Both positions are found among the NU community in Lamongan. Some locals think that the FPI were just thugs and the organisation should be disbanded. Others see the FPI as useful for eliminating drinking, gambling and prostitution in the area. Although there were mixed opinions about disbanding FPI, there is considerable consensus among NU followers in Lamongan about Ahmadiyah. Most believe it should be disbanded because of its recognition of a prophet postdating Muhammad. Regardless of affiliation, all Lamongan residents believed that an NU–Muhammadiyah conflict would be detrimental to Islam.
The existence of Ahmadiyah and the FPI will continue into the foreseeable future, as will disagreements between Gus Dur and Habib Risiek. And as this example shows, events on the national stage can resonate in regional contexts and ignite religious conflict. There is reason to hope that the incident in this rural district in East Java has been resolved. But the history of rivalry in Lamongan means religious matters are highly charged and the potential for conflict remains. ii

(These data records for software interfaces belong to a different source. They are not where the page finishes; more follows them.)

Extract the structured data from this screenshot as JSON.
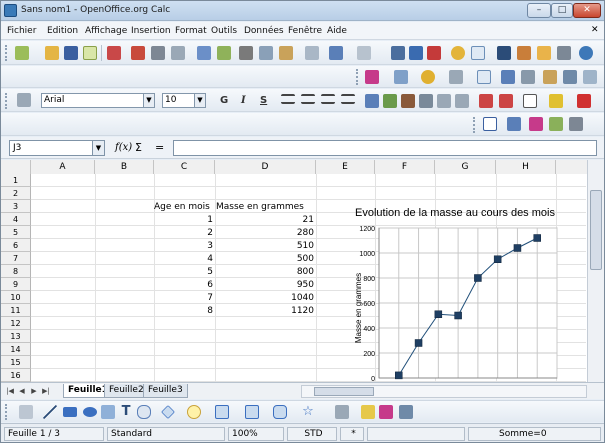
{
  "window": {
    "title": "Sans nom1 - OpenOffice.org Calc",
    "minimize": "–",
    "maximize": "□",
    "close": "✕"
  },
  "menu": {
    "items": [
      "Fichier",
      "Edition",
      "Affichage",
      "Insertion",
      "Format",
      "Outils",
      "Données",
      "Fenêtre",
      "Aide"
    ],
    "close": "✕"
  },
  "format_toolbar": {
    "font_name": "Arial",
    "font_size": "10",
    "bold": "G",
    "italic": "I",
    "underline": "S"
  },
  "formula_bar": {
    "cell_ref": "J3",
    "fx": "f(x)",
    "sum": "Σ",
    "equals": "=",
    "content": ""
  },
  "columns": [
    "A",
    "B",
    "C",
    "D",
    "E",
    "F",
    "G",
    "H"
  ],
  "rows": [
    "1",
    "2",
    "3",
    "4",
    "5",
    "6",
    "7",
    "8",
    "9",
    "10",
    "11",
    "12",
    "13",
    "14",
    "15",
    "16",
    "17"
  ],
  "table": {
    "header_age": "Age en mois",
    "header_mass": "Masse en grammes",
    "ages": [
      "1",
      "2",
      "3",
      "4",
      "5",
      "6",
      "7",
      "8"
    ],
    "masses": [
      "21",
      "280",
      "510",
      "500",
      "800",
      "950",
      "1040",
      "1120"
    ]
  },
  "chart_data": {
    "type": "line",
    "title": "Evolution de la masse au cours des mois",
    "xlabel": "",
    "ylabel": "Masse en grammes",
    "x": [
      1,
      2,
      3,
      4,
      5,
      6,
      7,
      8
    ],
    "series": [
      {
        "values": [
          21,
          280,
          510,
          500,
          800,
          950,
          1040,
          1120
        ]
      }
    ],
    "xlim": [
      0,
      9
    ],
    "ylim": [
      0,
      1200
    ],
    "xticks": [
      "0",
      "1",
      "2",
      "3",
      "4",
      "5",
      "6",
      "7",
      "8",
      "9"
    ],
    "yticks": [
      "0",
      "200",
      "400",
      "600",
      "800",
      "1000",
      "1200"
    ],
    "grid": true,
    "colors": {
      "line": "#1f4e79",
      "marker": "#1f3f63"
    }
  },
  "sheet_tabs": {
    "tabs": [
      "Feuille1",
      "Feuille2",
      "Feuille3"
    ],
    "active": 0
  },
  "status": {
    "sheet": "Feuille 1 / 3",
    "style": "Standard",
    "zoom": "100%",
    "mode": "STD",
    "selection_mode": "*",
    "sum": "Somme=0"
  }
}
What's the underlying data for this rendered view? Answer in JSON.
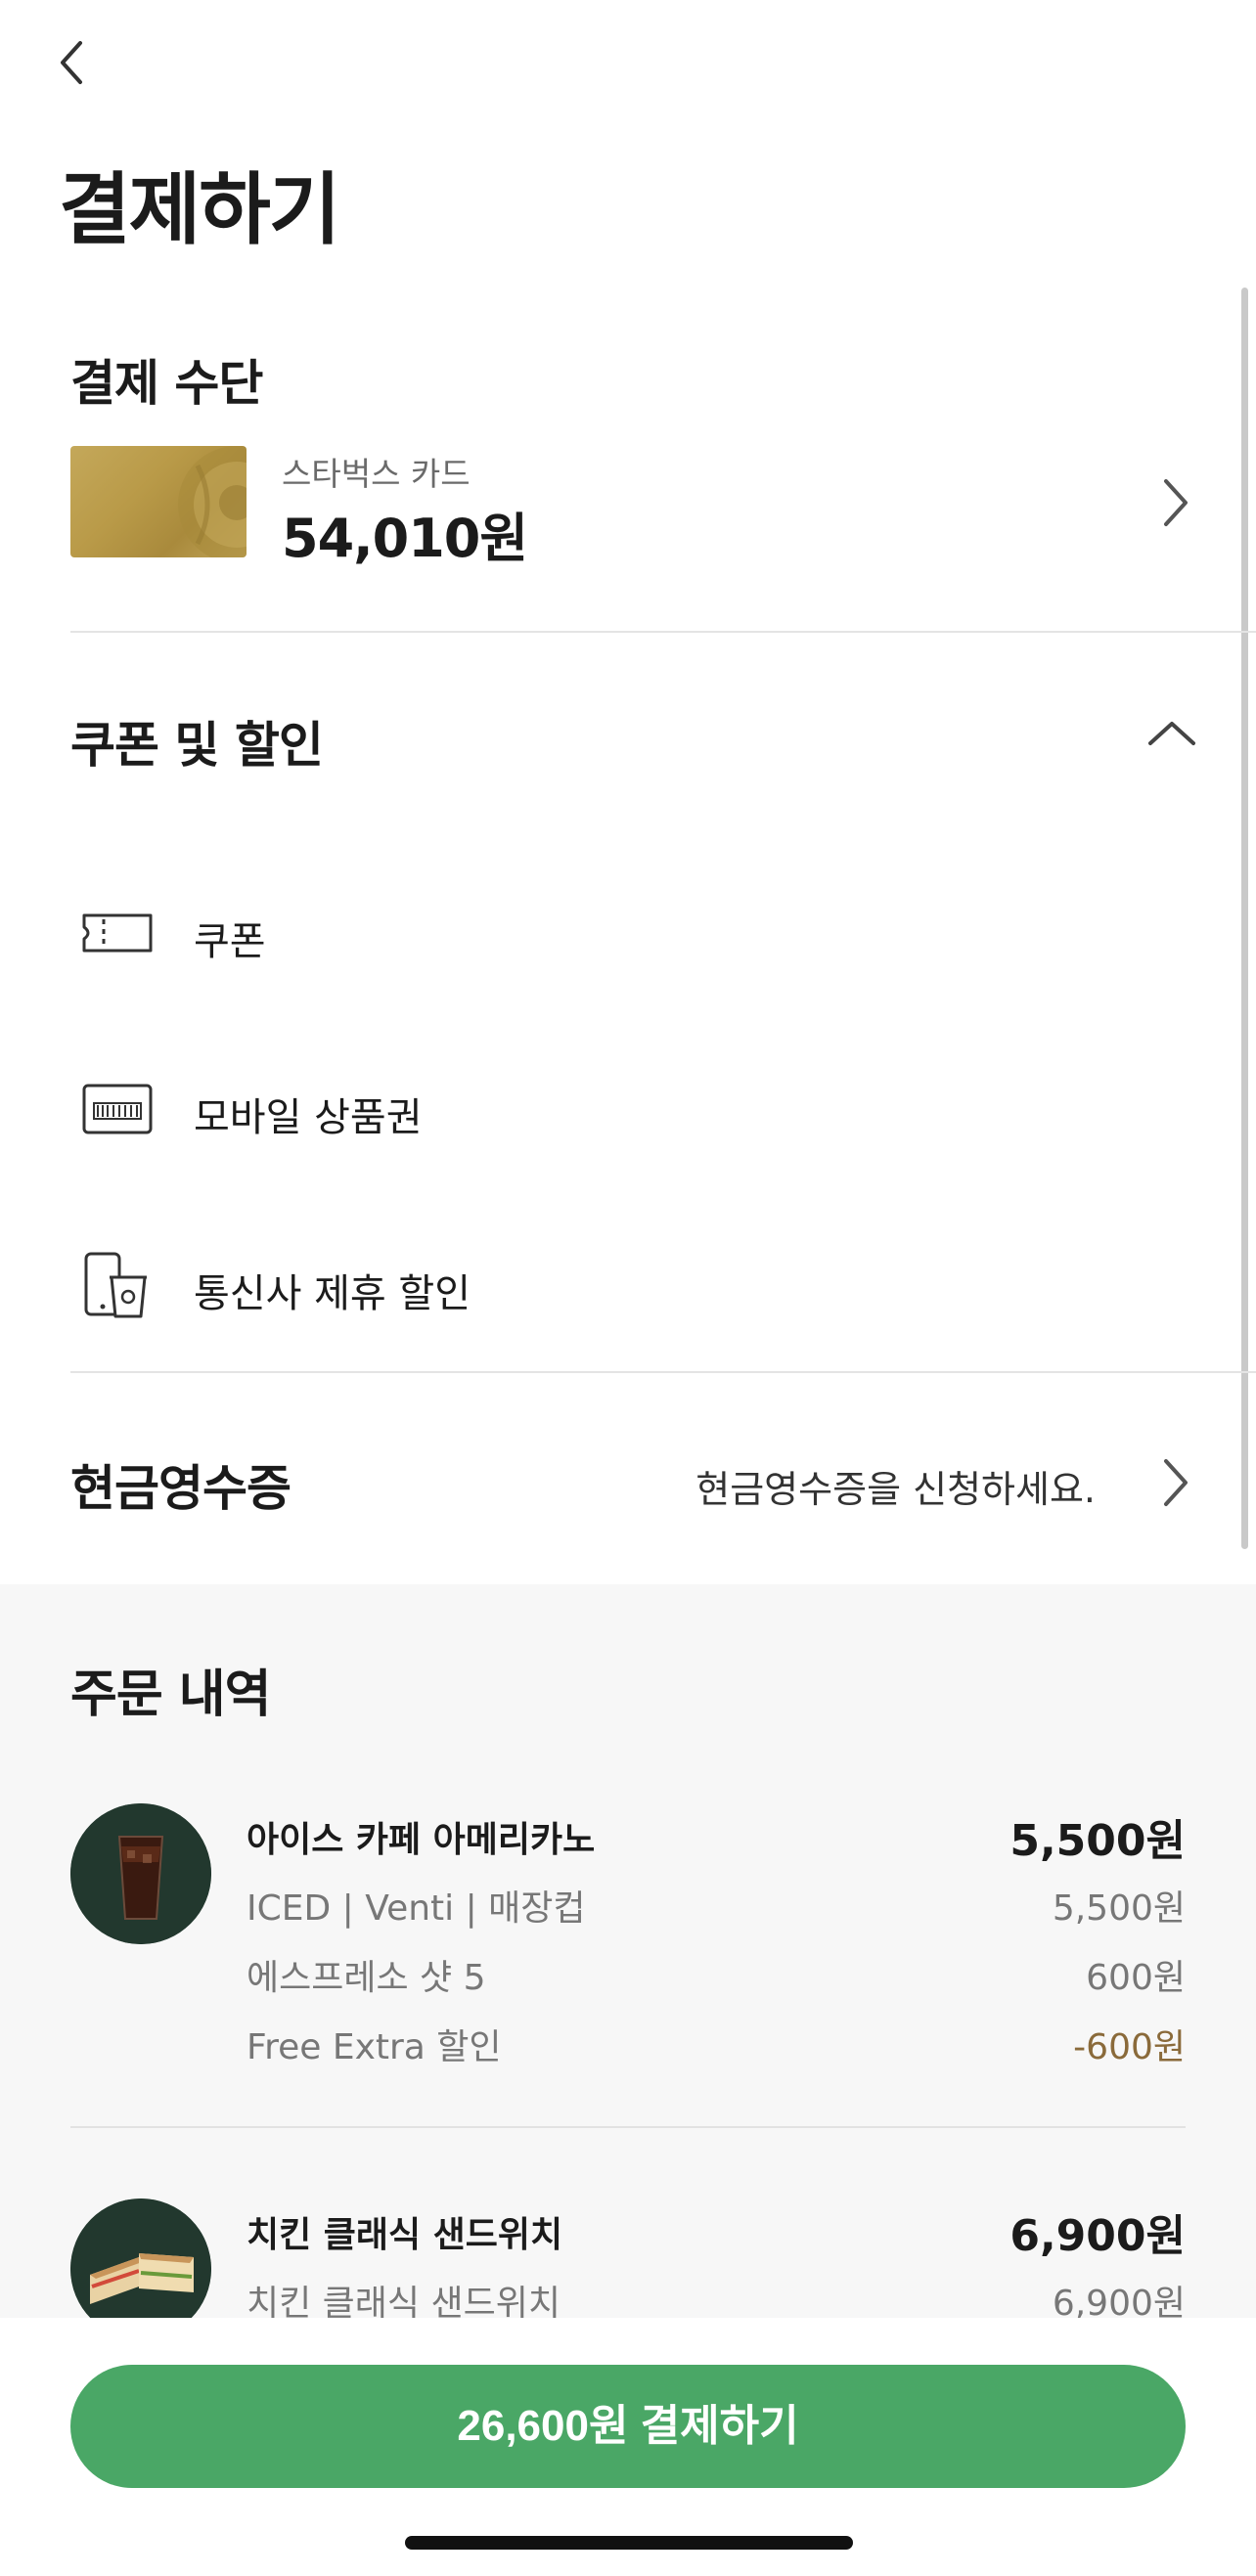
{
  "header": {
    "back_icon": "chevron-left-icon",
    "title": "결제하기"
  },
  "payment_method": {
    "section_title": "결제 수단",
    "card_name": "스타벅스 카드",
    "card_balance": "54,010원",
    "chevron_icon": "chevron-right-icon"
  },
  "discounts": {
    "section_title": "쿠폰 및 할인",
    "toggle_icon": "chevron-up-icon",
    "items": [
      {
        "icon": "coupon-icon",
        "label": "쿠폰"
      },
      {
        "icon": "mobile-voucher-icon",
        "label": "모바일 상품권"
      },
      {
        "icon": "carrier-discount-icon",
        "label": "통신사 제휴 할인"
      }
    ]
  },
  "cash_receipt": {
    "title": "현금영수증",
    "hint": "현금영수증을 신청하세요."
  },
  "order": {
    "section_title": "주문 내역",
    "items": [
      {
        "name": "아이스 카페 아메리카노",
        "price": "5,500원",
        "lines": [
          {
            "label": "ICED | Venti | 매장컵",
            "price": "5,500원"
          },
          {
            "label": "에스프레소 샷 5",
            "price": "600원"
          },
          {
            "label": "Free Extra 할인",
            "price": "-600원"
          }
        ]
      },
      {
        "name": "치킨 클래식 샌드위치",
        "price": "6,900원",
        "lines": [
          {
            "label": "치킨 클래식 샌드위치",
            "price": "6,900원"
          }
        ]
      }
    ]
  },
  "pay_button": {
    "label": "26,600원 결제하기"
  },
  "colors": {
    "accent_green": "#4aa766",
    "discount_brown": "#8a6a3a",
    "card_gold": "#b99a48"
  }
}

Nathan Franklin (email@example.com) is a doctoral student at the Charles Darwin University, working on pesantren and Political Islam in East Java.